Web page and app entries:

--

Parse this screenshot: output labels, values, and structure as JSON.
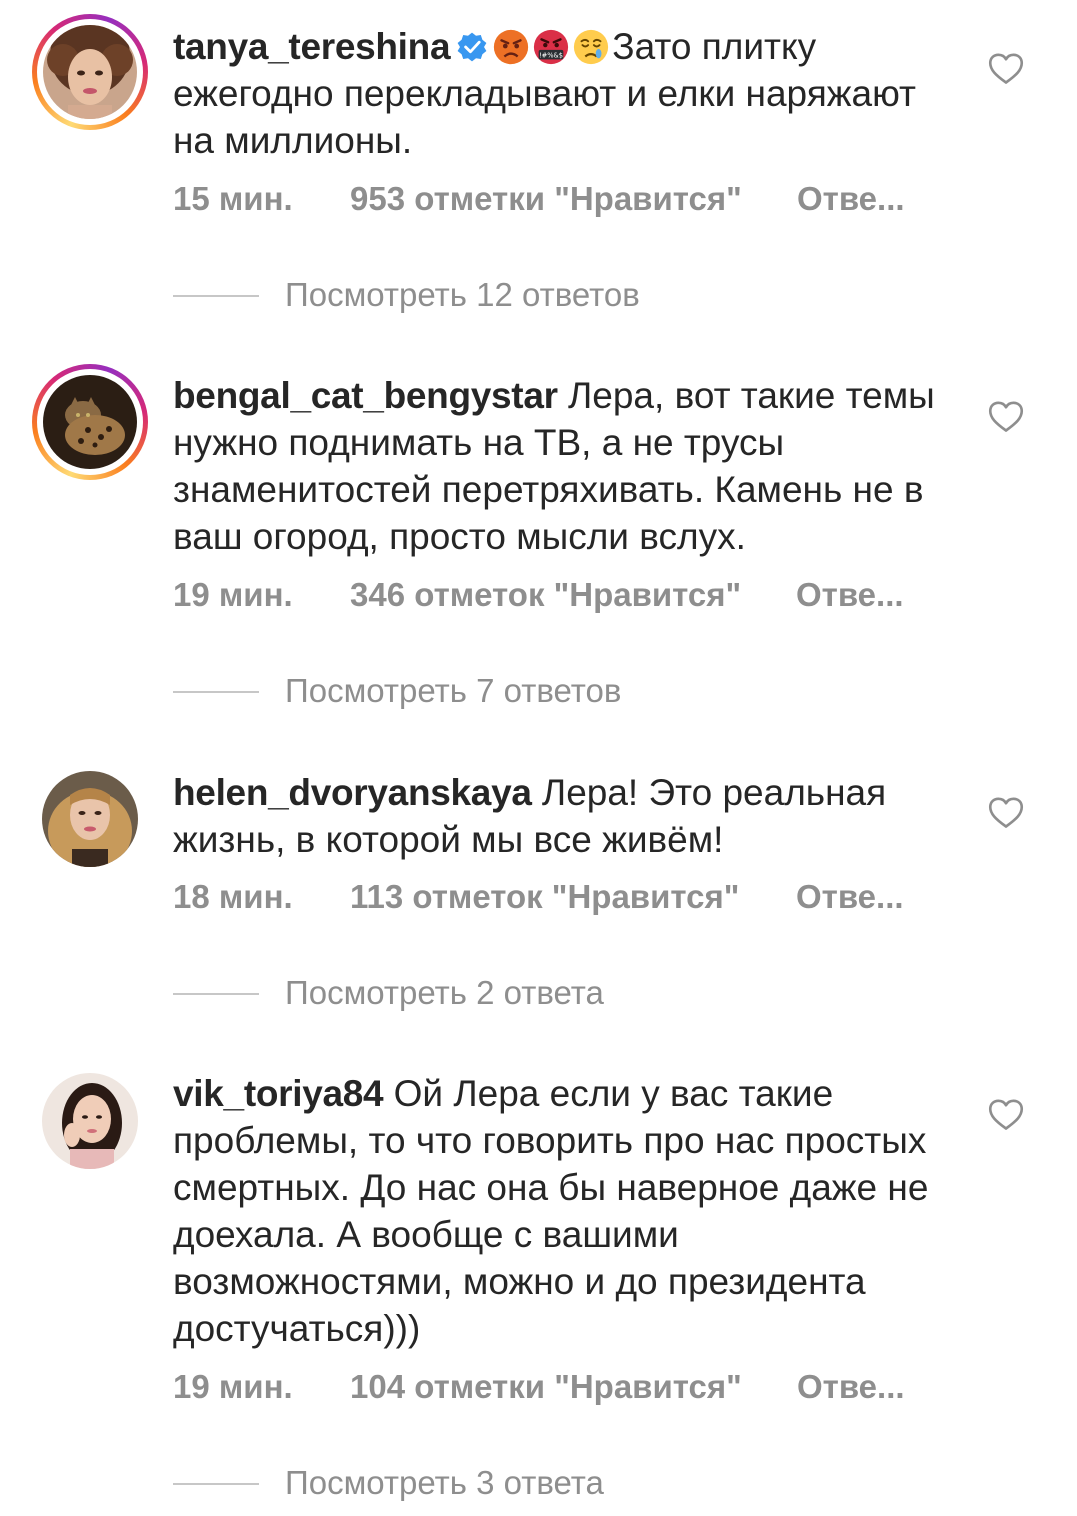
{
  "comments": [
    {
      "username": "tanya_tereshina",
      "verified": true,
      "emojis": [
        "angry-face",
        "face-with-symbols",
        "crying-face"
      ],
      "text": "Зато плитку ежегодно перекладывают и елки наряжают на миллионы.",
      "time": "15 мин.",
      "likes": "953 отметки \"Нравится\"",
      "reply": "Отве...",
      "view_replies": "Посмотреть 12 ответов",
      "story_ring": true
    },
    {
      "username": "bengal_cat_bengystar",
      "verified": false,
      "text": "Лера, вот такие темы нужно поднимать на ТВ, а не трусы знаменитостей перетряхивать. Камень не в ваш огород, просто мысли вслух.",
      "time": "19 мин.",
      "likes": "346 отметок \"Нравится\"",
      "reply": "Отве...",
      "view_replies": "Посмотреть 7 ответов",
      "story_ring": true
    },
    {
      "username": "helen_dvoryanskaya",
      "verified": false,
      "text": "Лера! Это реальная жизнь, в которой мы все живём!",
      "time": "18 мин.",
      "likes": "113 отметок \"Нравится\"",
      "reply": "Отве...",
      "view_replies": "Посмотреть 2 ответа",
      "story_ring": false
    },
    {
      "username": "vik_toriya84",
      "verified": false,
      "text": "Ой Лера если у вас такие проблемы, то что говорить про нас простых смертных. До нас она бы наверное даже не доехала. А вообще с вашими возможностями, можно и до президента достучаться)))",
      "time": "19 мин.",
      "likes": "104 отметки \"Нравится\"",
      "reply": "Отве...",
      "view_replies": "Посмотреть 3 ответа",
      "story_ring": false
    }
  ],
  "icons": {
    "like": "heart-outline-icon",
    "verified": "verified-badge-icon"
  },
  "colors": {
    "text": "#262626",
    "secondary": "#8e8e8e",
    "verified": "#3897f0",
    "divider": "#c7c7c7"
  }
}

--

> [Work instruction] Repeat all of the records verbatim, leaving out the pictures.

> [Solution to this exercise]
Parse this screenshot: output labels, values, and structure as JSON.
{
  "comments": [
    {
      "username": "tanya_tereshina",
      "verified": true,
      "emojis": [
        "angry-face",
        "face-with-symbols",
        "crying-face"
      ],
      "text": "Зато плитку ежегодно перекладывают и елки наряжают на миллионы.",
      "time": "15 мин.",
      "likes": "953 отметки \"Нравится\"",
      "reply": "Отве...",
      "view_replies": "Посмотреть 12 ответов",
      "story_ring": true
    },
    {
      "username": "bengal_cat_bengystar",
      "verified": false,
      "text": "Лера, вот такие темы нужно поднимать на ТВ, а не трусы знаменитостей перетряхивать. Камень не в ваш огород, просто мысли вслух.",
      "time": "19 мин.",
      "likes": "346 отметок \"Нравится\"",
      "reply": "Отве...",
      "view_replies": "Посмотреть 7 ответов",
      "story_ring": true
    },
    {
      "username": "helen_dvoryanskaya",
      "verified": false,
      "text": "Лера! Это реальная жизнь, в которой мы все живём!",
      "time": "18 мин.",
      "likes": "113 отметок \"Нравится\"",
      "reply": "Отве...",
      "view_replies": "Посмотреть 2 ответа",
      "story_ring": false
    },
    {
      "username": "vik_toriya84",
      "verified": false,
      "text": "Ой Лера если у вас такие проблемы, то что говорить про нас простых смертных. До нас она бы наверное даже не доехала. А вообще с вашими возможностями, можно и до президента достучаться)))",
      "time": "19 мин.",
      "likes": "104 отметки \"Нравится\"",
      "reply": "Отве...",
      "view_replies": "Посмотреть 3 ответа",
      "story_ring": false
    }
  ],
  "icons": {
    "like": "heart-outline-icon",
    "verified": "verified-badge-icon"
  },
  "colors": {
    "text": "#262626",
    "secondary": "#8e8e8e",
    "verified": "#3897f0",
    "divider": "#c7c7c7"
  }
}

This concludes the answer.